Modern materialism forces an integrated account of things that can and things that cannot be ‘physically and permanently’ possessed. We have a universe of malleable cultural forms, some of which descend from accepted antecedents, many of which can be modified by practice and by law. The question for things is a broader form of the narrow question raised by copyright and patent: what is the role of the law in preserving and shaping the forms that our “creative” institutions produce? That role is inevitable and essential. The answer cannot be found in critical or Realist arguments that the law must focus entirely on relationships and values in order to mitigate the concealed influence of power, or in economics arguments that the law should devise mechanisms so that the allocation of resources maximizes social welfare. There are contexts and methods for creating and legitimating thingness that do and should go unchallenged, so long as we fairly appreciate what they are. But abandonment of thing-based descriptions in favor of rights- and rules-based descriptions leaves us without a vocabulary adequate to capture actual human experience. Pragmatism cautions us to test propositions by their consequences in terms of human wants and needs rather than according to an ex ante ontology. The fluidity of things both conceptual and material challenges the pragmatist’s premise, since we can no longer take assurance from modern law’s relative distrust of the conceptual and trust of the material. The natural law tradition, which measures universal principles of truth and morality against ‘inherent characteristics in human beings and other animate things as well as in the physical word and in social structures,’ comes in for similar questioning. We cannot assume the truth of what is ‘inherent’ and what is manufactured.

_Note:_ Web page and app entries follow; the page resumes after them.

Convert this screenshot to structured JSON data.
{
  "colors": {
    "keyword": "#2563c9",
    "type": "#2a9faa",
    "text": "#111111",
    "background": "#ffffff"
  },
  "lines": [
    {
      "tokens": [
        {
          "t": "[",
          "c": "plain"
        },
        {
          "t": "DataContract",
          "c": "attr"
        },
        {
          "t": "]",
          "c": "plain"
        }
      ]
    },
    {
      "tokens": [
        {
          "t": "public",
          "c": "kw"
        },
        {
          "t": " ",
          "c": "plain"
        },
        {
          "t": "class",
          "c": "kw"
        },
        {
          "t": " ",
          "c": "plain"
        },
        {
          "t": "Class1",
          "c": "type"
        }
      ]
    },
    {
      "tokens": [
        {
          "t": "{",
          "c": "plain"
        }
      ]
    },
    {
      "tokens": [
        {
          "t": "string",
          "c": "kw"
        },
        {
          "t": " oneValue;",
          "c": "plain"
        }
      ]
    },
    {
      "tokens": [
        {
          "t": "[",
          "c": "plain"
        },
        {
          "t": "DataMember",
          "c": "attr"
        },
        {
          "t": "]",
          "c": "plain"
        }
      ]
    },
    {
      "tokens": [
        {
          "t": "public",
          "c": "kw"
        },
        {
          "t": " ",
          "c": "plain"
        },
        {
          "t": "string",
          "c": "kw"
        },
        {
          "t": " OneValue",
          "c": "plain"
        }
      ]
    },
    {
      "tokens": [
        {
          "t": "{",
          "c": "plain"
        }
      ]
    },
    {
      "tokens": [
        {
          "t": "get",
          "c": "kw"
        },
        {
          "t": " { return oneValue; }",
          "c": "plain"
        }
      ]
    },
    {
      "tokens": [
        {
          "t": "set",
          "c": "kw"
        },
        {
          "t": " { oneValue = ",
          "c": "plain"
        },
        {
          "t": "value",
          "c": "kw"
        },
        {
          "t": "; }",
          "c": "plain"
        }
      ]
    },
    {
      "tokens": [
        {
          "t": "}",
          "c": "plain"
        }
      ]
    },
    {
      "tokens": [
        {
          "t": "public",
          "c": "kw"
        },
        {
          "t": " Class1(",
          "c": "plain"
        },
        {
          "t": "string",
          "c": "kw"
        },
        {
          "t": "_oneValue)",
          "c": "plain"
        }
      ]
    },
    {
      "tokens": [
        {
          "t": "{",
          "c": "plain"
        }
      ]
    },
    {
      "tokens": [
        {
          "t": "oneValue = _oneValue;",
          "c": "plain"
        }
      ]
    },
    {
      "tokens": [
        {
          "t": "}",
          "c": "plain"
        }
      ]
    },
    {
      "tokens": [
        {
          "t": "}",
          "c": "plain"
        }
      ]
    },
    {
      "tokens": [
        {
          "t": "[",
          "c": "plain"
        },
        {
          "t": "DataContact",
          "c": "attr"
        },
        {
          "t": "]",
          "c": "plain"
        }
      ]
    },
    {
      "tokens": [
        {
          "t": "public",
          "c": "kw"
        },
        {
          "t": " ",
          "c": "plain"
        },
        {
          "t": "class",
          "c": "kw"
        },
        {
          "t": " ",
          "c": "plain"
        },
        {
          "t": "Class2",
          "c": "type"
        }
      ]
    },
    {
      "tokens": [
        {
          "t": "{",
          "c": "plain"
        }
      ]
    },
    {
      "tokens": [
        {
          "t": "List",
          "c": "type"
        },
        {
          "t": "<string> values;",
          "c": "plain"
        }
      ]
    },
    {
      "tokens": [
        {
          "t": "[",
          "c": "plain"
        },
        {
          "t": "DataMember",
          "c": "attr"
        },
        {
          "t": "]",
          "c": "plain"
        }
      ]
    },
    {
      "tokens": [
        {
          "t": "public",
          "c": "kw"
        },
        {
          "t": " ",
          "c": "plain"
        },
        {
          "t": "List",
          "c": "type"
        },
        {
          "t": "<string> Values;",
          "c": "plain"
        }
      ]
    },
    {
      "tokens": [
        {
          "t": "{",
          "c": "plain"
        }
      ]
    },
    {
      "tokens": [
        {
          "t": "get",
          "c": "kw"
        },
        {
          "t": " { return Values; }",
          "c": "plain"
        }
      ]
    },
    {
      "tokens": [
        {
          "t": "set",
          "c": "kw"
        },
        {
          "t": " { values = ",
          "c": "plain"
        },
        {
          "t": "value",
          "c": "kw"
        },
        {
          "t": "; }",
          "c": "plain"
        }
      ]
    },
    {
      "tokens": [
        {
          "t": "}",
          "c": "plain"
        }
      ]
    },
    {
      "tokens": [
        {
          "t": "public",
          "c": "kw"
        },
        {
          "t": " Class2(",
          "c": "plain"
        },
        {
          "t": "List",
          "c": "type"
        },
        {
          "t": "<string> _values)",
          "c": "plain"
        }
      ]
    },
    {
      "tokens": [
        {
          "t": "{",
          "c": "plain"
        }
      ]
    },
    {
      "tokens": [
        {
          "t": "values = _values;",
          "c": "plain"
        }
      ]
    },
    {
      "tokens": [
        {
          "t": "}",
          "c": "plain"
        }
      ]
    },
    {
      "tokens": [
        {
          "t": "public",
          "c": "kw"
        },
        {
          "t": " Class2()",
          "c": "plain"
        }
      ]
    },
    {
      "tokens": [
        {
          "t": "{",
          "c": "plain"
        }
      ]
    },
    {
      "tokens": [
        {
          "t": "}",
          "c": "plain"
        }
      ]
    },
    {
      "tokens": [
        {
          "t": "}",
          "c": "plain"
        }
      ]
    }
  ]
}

Adjudication, legislation, and scholarship should make the bases of thingness more transparent, so that the sources and weight of authority can be better evaluated, and so that the tools thus discovered can be put to more effective use.”